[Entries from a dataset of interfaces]
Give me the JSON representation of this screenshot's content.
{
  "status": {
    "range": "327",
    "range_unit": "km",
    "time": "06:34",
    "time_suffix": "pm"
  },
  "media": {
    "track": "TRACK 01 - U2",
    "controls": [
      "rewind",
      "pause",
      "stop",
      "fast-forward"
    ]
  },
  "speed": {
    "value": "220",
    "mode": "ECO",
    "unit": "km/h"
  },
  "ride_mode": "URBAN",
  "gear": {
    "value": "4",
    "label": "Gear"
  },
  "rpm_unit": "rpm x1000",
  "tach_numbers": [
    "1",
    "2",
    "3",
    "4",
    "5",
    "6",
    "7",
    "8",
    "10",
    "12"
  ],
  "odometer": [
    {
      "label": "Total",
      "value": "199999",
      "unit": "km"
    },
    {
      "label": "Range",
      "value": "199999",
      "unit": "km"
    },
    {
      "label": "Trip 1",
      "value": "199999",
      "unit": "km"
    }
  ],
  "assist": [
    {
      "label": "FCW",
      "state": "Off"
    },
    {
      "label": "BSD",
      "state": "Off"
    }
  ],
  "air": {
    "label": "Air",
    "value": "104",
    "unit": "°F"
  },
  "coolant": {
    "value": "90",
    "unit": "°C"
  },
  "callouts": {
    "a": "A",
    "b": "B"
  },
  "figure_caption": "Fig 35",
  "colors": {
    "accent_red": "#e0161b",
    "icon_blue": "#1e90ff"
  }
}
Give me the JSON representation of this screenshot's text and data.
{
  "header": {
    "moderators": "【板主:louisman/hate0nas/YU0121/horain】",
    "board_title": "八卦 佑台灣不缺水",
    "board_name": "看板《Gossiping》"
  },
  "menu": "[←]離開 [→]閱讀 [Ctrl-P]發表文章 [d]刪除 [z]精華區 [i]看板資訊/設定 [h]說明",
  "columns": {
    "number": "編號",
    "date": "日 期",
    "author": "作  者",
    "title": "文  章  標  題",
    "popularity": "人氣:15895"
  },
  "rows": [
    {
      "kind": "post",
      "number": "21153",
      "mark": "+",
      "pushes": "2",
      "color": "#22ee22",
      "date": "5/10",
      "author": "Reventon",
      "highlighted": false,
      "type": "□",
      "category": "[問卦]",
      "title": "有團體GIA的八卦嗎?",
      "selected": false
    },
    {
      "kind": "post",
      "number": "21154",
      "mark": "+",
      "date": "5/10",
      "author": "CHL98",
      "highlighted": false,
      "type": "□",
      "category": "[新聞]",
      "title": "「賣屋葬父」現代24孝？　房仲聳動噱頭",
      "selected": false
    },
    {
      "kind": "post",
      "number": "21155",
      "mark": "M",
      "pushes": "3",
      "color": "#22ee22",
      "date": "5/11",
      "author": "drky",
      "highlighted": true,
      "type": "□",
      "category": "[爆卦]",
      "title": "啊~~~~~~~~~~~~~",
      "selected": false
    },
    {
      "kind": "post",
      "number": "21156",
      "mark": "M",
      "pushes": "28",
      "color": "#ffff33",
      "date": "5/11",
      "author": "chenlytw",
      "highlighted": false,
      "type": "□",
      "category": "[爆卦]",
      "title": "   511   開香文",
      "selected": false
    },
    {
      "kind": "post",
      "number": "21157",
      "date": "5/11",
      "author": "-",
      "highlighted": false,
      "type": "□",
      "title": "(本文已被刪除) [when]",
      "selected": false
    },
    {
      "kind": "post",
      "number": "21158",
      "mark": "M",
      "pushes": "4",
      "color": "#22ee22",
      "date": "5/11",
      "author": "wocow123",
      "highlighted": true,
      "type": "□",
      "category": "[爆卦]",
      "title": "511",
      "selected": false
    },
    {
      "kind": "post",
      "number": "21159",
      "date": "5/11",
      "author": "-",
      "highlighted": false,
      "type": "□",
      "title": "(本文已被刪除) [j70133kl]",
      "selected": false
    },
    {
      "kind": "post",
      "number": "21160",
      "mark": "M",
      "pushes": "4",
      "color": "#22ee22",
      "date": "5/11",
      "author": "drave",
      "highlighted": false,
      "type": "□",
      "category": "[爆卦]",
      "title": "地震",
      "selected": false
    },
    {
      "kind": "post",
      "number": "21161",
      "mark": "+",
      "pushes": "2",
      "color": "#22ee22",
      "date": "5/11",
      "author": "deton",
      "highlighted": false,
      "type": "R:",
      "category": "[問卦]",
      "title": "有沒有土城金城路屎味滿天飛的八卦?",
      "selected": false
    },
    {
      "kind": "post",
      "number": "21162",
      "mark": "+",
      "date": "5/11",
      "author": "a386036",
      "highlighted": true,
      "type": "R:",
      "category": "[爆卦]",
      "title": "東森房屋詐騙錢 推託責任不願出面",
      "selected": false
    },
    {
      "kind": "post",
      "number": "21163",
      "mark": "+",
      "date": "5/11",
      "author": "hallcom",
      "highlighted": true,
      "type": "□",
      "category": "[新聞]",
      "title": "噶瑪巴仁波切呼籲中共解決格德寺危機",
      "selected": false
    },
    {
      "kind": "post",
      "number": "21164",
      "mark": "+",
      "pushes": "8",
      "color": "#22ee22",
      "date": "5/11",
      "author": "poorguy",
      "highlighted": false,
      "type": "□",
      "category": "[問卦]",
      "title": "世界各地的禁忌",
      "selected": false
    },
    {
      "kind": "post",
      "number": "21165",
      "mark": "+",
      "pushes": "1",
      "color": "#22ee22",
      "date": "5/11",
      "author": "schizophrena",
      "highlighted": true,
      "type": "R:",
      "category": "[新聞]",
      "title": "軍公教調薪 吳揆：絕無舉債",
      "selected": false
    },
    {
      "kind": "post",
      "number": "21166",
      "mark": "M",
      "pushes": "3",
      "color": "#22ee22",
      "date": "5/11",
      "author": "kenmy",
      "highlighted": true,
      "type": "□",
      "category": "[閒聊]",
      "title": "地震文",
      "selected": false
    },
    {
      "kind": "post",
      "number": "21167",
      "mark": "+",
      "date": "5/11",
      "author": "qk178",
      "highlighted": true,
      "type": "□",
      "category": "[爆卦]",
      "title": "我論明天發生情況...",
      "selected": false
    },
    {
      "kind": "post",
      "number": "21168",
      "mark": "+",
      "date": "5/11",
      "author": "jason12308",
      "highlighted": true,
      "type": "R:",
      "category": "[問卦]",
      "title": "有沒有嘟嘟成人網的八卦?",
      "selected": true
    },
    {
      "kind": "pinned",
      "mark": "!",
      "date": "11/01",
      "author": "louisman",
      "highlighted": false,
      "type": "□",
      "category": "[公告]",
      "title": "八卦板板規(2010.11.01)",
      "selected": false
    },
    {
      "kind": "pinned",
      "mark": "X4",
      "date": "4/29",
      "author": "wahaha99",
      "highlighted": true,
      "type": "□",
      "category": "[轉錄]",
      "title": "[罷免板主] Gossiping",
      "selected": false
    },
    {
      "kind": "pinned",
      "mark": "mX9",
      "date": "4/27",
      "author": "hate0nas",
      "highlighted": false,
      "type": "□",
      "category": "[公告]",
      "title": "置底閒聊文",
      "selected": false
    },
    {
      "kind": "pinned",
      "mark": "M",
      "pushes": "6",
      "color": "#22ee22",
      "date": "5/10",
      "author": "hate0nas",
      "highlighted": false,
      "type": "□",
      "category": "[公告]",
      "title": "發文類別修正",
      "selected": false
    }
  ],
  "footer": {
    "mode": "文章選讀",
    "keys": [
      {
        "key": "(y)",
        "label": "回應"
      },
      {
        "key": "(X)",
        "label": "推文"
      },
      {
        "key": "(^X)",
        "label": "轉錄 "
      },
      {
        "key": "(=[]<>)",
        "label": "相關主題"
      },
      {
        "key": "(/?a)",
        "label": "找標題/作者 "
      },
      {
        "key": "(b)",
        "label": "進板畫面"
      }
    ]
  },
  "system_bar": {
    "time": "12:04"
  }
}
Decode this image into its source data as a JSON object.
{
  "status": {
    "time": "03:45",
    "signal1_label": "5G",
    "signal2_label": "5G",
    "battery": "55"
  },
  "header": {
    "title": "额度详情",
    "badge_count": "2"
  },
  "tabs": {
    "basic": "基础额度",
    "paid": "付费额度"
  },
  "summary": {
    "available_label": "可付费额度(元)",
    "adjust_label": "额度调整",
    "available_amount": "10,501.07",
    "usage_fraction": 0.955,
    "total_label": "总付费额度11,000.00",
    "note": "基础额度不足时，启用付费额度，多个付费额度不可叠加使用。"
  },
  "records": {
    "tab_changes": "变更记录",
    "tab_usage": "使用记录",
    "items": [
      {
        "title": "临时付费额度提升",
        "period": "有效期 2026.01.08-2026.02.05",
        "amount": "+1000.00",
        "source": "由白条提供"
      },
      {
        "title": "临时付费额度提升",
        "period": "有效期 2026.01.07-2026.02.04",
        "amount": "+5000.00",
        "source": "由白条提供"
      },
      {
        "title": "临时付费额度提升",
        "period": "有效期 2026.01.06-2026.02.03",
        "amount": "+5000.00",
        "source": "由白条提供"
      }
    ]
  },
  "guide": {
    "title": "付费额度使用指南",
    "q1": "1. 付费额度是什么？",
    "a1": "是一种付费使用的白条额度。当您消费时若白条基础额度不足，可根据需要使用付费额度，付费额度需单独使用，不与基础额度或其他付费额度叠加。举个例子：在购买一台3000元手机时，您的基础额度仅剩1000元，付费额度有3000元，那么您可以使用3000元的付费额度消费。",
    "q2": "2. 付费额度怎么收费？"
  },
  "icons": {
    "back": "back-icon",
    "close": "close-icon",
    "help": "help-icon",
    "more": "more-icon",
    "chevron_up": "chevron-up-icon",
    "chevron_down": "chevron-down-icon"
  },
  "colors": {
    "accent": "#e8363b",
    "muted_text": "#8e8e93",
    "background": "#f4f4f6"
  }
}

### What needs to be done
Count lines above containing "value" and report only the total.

### Reply to the task
7